‘Equally, you now feel like you’re writing to a genuinely global audience. You get tweets from Indonesia to the US, and these people aren’t any less passionate than those over here. In some ways they might be more so because it’s harder for them; they’ve got to stay up to watch the game. And while I’ve experienced discrimination, it’s definitely been outweighed by the reactions and generosity of fans.’
Interestingly, for one whose profession is threatened by social media, Okwonga is unequivocally positive about the platform it gives fans. When I put it to him that football fans are becoming equally concerned with the machinations of FIFA as they are with the results of their club, he hesitates:
‘I don’t think that this generation is any more politicised than the last one, but I think this generation has the tools to make that protest more effective. I think part of that is to do with social media though, and the scrutiny that FIFA and these organisations are now afforded. There might have been the same discontent before, but there was no way to network it so effectively.

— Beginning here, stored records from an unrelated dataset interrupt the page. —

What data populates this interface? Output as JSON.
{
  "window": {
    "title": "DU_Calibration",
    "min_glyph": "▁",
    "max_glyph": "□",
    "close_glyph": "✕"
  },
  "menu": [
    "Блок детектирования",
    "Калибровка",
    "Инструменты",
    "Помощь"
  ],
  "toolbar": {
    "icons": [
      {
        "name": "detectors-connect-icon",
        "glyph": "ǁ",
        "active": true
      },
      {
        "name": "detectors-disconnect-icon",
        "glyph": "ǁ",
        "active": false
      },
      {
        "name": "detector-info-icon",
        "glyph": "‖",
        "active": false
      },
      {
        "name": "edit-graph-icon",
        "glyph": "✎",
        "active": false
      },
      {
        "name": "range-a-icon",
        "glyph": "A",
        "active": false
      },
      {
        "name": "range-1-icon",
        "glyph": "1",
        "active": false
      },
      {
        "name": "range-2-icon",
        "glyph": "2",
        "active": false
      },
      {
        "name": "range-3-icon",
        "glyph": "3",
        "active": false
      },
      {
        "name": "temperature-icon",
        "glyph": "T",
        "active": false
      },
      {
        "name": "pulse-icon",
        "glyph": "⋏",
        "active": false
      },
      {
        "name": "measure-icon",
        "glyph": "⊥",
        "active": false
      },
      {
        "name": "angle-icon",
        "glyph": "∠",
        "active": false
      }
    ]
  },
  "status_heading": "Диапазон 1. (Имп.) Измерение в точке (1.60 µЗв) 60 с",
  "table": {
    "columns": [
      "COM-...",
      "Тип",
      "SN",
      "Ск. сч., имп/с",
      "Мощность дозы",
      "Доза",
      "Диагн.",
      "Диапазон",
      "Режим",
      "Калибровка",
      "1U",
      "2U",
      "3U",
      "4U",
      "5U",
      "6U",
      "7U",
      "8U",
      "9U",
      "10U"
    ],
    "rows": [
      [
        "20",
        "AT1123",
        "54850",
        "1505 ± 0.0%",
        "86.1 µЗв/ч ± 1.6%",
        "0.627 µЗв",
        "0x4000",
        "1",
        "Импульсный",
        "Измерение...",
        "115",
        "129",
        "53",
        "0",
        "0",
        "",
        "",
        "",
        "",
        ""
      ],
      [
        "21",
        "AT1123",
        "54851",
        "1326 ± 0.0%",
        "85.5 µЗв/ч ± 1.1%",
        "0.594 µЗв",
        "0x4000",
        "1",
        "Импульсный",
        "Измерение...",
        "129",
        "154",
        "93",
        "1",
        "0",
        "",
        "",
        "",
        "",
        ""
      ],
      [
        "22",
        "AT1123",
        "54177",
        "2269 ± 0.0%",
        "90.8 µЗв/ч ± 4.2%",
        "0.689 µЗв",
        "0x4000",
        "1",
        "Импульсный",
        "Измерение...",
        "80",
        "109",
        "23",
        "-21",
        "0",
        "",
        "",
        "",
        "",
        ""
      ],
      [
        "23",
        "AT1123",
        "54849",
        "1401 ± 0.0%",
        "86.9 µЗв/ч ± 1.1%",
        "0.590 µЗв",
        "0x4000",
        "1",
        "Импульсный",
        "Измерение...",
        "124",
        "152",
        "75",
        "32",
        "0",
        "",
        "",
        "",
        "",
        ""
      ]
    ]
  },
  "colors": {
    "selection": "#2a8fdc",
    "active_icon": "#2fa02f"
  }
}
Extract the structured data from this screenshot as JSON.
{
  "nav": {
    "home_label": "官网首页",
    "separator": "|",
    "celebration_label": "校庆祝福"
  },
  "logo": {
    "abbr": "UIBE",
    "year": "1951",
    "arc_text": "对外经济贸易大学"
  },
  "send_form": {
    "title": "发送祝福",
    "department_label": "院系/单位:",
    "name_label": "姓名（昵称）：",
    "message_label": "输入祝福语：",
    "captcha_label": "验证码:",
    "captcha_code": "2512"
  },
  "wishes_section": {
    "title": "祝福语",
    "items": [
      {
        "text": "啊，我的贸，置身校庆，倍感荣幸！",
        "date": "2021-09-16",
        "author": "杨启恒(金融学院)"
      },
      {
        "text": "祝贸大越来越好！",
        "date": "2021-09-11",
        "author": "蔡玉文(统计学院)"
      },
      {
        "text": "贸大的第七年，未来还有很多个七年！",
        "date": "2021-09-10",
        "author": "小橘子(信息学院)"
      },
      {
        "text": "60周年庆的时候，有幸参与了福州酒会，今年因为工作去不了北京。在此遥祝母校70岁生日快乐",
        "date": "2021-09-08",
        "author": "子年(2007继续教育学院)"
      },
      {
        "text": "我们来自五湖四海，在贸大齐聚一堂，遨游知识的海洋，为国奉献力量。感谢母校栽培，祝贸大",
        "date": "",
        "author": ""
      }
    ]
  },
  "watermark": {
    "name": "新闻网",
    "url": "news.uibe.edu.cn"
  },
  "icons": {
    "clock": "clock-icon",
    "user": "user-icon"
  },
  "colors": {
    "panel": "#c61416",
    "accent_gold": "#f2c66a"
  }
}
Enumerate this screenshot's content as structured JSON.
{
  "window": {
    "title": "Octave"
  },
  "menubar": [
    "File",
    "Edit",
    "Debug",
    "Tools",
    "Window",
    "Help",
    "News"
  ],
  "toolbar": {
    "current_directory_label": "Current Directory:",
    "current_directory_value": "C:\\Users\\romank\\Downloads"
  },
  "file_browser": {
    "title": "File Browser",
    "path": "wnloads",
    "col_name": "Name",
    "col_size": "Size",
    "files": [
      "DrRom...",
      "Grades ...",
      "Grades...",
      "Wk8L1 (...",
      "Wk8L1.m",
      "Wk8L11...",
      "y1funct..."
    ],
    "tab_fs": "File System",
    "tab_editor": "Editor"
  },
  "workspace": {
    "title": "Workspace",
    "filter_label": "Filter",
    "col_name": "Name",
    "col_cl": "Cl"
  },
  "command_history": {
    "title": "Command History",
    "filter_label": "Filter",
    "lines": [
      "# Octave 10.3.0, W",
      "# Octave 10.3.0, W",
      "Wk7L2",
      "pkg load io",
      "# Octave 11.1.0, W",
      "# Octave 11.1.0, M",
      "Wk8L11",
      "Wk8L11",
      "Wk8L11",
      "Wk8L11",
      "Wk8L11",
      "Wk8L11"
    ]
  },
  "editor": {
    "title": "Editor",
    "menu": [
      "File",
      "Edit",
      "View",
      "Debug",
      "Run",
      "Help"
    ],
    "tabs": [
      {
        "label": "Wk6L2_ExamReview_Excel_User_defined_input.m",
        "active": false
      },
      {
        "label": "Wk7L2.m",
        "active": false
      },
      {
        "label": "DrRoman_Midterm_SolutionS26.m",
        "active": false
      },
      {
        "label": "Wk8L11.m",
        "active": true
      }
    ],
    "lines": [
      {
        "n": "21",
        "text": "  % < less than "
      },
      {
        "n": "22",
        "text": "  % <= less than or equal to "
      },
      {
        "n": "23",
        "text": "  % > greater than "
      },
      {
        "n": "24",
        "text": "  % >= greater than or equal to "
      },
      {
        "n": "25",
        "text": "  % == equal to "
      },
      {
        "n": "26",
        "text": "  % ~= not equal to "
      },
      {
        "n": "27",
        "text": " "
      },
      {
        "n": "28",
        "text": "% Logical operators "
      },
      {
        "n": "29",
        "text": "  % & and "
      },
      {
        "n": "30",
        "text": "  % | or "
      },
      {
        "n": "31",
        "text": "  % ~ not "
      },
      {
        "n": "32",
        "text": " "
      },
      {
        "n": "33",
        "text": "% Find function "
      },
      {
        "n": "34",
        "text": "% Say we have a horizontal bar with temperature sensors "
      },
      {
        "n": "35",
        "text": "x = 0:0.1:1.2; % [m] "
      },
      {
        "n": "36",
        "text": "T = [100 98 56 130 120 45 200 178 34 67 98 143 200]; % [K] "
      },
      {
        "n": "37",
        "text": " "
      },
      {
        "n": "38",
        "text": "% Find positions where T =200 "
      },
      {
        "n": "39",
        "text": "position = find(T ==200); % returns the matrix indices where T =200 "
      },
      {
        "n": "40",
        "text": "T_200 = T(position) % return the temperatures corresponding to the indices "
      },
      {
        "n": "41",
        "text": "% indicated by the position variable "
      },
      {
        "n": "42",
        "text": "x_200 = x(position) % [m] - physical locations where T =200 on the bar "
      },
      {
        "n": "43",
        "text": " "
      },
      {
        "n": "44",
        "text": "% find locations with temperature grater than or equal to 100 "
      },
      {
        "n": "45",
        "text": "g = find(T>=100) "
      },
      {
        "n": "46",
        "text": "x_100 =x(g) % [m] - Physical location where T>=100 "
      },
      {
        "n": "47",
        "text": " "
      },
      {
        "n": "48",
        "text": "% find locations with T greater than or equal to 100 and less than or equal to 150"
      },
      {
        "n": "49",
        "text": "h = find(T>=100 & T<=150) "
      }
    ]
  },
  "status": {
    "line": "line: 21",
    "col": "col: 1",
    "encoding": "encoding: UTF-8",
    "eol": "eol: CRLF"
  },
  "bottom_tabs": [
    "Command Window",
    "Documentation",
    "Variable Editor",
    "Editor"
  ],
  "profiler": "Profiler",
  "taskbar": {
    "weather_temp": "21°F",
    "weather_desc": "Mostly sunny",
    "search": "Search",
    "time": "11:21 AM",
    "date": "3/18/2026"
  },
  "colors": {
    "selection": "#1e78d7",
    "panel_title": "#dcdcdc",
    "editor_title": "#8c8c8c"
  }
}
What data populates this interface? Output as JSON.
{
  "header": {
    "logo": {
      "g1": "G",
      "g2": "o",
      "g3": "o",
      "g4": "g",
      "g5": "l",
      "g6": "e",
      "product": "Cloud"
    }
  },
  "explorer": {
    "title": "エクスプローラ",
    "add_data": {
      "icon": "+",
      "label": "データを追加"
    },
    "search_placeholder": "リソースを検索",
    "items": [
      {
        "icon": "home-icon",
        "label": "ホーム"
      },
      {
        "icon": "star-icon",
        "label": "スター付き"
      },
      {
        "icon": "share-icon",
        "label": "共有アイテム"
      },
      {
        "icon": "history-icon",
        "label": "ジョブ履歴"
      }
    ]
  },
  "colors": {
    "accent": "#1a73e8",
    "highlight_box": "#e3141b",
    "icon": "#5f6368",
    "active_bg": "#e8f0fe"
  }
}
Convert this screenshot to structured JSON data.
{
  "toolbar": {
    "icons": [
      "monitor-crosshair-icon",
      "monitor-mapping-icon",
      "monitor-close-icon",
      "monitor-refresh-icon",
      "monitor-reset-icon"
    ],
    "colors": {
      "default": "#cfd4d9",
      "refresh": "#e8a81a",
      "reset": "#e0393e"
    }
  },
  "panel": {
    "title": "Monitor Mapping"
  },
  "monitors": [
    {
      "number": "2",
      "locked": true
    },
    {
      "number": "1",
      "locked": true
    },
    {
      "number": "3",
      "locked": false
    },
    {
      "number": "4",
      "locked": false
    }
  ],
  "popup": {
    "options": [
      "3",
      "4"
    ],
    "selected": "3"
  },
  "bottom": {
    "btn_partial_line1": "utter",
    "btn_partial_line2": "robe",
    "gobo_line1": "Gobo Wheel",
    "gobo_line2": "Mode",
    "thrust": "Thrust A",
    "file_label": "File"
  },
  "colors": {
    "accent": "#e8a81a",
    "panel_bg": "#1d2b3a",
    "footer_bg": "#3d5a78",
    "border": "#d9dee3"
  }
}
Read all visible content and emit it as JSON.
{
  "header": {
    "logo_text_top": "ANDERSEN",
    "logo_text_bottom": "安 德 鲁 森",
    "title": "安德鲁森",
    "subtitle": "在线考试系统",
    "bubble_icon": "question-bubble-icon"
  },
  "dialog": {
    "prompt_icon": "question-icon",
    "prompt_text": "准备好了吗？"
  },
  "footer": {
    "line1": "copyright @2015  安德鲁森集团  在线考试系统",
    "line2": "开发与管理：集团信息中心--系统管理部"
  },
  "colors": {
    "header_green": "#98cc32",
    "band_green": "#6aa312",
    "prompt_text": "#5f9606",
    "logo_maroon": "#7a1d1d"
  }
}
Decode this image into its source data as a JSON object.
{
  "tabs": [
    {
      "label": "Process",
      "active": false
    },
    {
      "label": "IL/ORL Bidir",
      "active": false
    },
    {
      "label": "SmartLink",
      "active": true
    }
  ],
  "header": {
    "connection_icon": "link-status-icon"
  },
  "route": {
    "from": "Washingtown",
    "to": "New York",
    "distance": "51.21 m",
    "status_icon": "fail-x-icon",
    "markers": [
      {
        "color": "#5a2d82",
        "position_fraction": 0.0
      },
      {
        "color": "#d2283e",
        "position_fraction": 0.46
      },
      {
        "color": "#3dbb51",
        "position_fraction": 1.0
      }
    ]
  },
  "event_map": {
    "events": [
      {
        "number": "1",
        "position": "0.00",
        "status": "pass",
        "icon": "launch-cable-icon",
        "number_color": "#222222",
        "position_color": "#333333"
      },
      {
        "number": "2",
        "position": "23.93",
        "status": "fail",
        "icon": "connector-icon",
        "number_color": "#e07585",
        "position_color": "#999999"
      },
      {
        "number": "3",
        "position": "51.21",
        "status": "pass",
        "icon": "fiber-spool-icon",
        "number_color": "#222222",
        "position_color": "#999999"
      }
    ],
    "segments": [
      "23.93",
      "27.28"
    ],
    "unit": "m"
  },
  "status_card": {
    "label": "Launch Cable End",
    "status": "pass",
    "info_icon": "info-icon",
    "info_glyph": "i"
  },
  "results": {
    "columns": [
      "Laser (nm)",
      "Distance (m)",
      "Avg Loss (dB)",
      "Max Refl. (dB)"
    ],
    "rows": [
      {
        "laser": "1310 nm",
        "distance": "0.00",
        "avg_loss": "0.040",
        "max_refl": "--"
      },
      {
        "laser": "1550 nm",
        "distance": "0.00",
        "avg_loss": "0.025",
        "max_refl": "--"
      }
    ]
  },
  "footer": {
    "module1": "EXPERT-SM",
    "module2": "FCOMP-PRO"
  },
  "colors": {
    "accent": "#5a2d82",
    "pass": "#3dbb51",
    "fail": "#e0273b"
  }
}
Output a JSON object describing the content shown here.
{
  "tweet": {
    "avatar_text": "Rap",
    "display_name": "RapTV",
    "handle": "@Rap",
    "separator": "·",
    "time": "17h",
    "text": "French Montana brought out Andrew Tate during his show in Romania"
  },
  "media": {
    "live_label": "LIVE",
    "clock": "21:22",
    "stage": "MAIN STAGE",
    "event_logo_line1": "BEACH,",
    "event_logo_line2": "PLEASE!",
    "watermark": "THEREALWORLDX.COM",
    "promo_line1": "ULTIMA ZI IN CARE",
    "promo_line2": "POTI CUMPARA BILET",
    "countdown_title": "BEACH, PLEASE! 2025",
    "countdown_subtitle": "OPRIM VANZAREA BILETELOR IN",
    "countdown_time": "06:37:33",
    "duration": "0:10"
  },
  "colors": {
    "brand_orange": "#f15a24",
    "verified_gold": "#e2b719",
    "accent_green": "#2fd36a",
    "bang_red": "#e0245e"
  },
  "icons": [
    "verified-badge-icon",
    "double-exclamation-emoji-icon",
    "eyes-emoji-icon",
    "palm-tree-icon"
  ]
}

‘I think change is going to come from the grassroots, and will be supporter-led. It was really exciting when you had the protests in Brazil during last year’s Confederations Cup. Players could easily have turned their backs on that, but they explicitly endorsed it, to the extent that you had [Brazilian football icon] Neymar saying he was dedicating every goal he scored to those protestors. That was incredibly powerful, because you had support from leading sporting figures. It’s good to see footballers step up to their responsibility.’
The notion of the footballer as an icon and a mouthpiece for the fans is an increasingly pertinent one in an age of mega-expensive entertainment. Fans are now treated as consumers, and decades of loyalty are forgotten as soon as market demand exceeds their capacity to spend. It is a problem, Okwonga notes, that is by no means unique to football:
‘I went to see Kanye West a few months ago, and the tickets were fifty pounds each. A lot of people can’t afford that to see their heroes. They can’t attend the gigs, and the same is true of football, it’s really sad. Football is not sustainable. There’s the same parallel between the amount of debt that the economy was sustaining, and the amount of debt that football was sustaining. We’ve recently seen a successful campaign by the Supporters’ Federation to bring away fares down to twenty pounds. Supporters aren’t stupid. They know when their cash is being exploited.’
With time running out, I just had the opportunity to ask him about the parallels between football and poetry. Okwonga has written a number of poems about the game, or, more specifically, certain players, and I was curious to know the extent to which the two mutually inform each other in his work. Is it a two way street?
‘Consider the number of people who absolutely love football and the number that absolutely love poetry. The overlap is actually fairly small. With the football fans, you get this stereotypical, ‘yeah, I absolutely love football’ hyped masculinity, whereas poetry is about sensitivity and expressing fundamental truths.
‘The Venn diagram for overlaps between poetry and football is so small, the number of people that love football and write about it, but also who write poetry about it is small, and if you don’t get the vulnerability, it ends up sounding trite, like a Hallmark greetings card.
‘The margin for error when writing poetry about football is smaller than anything else because there’s no shortage of football fans who will tell you ‘that’s a terrible poem’ to your face or online. I wrote a piece about Roy Keane that I was really nervous about, and it’s probably the best poem I’ve written.’
And in that last statement, we find a summation of Okwonga’s nature: whether writing a poem about Roy Keane or a football piece about Sun Tzu, the results defy expectations. In this world of amateur football writers and Twitter opinions, he stands out from the rest, and yet feels perfectly familiar.